§ **ENTRIES SUPPLIED**
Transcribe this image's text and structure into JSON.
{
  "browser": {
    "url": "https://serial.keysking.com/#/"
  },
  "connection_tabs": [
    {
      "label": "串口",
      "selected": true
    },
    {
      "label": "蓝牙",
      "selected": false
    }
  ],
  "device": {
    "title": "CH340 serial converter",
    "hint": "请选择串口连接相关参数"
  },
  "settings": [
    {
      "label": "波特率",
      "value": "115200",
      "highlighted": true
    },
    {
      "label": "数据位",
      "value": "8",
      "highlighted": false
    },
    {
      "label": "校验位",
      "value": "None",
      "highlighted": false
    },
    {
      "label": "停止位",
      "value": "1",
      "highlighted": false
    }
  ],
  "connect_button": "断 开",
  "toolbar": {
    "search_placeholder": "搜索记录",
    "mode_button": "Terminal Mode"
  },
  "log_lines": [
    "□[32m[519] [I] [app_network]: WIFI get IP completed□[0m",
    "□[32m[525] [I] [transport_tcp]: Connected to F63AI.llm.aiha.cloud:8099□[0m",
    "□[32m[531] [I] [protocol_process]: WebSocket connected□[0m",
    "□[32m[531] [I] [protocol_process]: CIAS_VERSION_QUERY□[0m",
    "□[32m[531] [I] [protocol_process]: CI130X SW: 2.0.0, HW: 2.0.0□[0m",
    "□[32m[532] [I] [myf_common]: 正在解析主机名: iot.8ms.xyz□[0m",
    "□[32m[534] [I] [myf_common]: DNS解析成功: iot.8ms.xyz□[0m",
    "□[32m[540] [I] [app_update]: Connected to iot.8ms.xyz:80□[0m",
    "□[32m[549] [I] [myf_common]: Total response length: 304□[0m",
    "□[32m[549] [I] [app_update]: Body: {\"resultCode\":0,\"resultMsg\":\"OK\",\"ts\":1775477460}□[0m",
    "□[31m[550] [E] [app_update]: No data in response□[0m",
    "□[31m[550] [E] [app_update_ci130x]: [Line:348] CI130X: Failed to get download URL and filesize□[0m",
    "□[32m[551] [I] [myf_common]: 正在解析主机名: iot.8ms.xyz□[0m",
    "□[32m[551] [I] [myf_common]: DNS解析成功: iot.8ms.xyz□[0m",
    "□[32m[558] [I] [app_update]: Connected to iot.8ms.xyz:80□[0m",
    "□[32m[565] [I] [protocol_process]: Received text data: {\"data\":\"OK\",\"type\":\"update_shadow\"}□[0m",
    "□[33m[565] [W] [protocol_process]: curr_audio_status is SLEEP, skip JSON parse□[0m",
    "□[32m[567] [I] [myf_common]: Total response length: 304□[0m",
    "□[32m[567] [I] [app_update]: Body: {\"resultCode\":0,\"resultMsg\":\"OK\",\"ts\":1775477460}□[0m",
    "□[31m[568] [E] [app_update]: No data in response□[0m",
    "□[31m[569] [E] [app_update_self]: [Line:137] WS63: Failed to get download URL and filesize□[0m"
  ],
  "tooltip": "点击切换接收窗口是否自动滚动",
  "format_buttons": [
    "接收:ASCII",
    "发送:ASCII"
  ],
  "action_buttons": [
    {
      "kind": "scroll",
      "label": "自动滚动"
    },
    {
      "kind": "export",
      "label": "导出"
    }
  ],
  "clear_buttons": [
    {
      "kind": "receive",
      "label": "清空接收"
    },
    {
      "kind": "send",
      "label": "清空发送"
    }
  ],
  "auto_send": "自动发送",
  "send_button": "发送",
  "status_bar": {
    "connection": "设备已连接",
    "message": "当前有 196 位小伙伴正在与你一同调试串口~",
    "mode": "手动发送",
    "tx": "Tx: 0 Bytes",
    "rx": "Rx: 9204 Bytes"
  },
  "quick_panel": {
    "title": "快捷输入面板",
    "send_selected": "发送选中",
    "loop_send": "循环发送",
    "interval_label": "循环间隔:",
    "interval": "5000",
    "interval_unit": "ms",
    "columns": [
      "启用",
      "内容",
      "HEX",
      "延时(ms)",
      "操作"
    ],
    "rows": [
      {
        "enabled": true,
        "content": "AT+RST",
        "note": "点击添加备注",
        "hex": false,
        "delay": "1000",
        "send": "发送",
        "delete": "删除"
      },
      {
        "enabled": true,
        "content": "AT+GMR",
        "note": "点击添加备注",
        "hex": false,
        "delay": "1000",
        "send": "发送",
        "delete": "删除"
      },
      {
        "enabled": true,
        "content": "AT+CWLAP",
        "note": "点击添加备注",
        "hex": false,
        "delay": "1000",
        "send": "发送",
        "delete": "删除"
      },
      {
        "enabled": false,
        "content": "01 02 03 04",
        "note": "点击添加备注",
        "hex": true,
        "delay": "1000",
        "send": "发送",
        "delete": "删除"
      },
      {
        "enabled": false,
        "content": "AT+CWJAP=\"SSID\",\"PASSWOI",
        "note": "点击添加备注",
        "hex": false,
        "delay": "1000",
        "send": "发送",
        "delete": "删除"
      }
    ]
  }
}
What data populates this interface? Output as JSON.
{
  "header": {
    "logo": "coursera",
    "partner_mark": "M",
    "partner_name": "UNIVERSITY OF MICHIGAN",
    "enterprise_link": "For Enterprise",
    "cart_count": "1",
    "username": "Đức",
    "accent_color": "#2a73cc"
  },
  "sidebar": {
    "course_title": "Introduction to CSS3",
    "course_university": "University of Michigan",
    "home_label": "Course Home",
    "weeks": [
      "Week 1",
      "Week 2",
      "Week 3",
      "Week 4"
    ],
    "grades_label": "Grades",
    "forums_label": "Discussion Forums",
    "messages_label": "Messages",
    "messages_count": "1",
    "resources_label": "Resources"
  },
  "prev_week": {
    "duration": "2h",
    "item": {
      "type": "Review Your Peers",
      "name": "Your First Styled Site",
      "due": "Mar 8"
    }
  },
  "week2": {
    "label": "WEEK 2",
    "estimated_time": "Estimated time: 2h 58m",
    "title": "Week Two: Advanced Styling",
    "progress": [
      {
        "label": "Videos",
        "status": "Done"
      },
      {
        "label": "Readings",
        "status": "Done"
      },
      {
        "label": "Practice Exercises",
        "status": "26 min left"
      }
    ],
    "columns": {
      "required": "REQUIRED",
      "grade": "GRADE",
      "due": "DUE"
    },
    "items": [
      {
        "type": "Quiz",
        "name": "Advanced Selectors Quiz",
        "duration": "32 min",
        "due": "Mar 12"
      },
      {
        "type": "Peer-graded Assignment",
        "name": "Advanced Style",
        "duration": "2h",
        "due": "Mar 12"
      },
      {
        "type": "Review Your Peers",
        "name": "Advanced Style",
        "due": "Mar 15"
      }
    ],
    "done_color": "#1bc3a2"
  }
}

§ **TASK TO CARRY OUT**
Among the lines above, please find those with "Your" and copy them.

§ **FINAL ANSWER**
      "type": "Review Your Peers",
      "name": "Your First Styled Site",
        "type": "Review Your Peers",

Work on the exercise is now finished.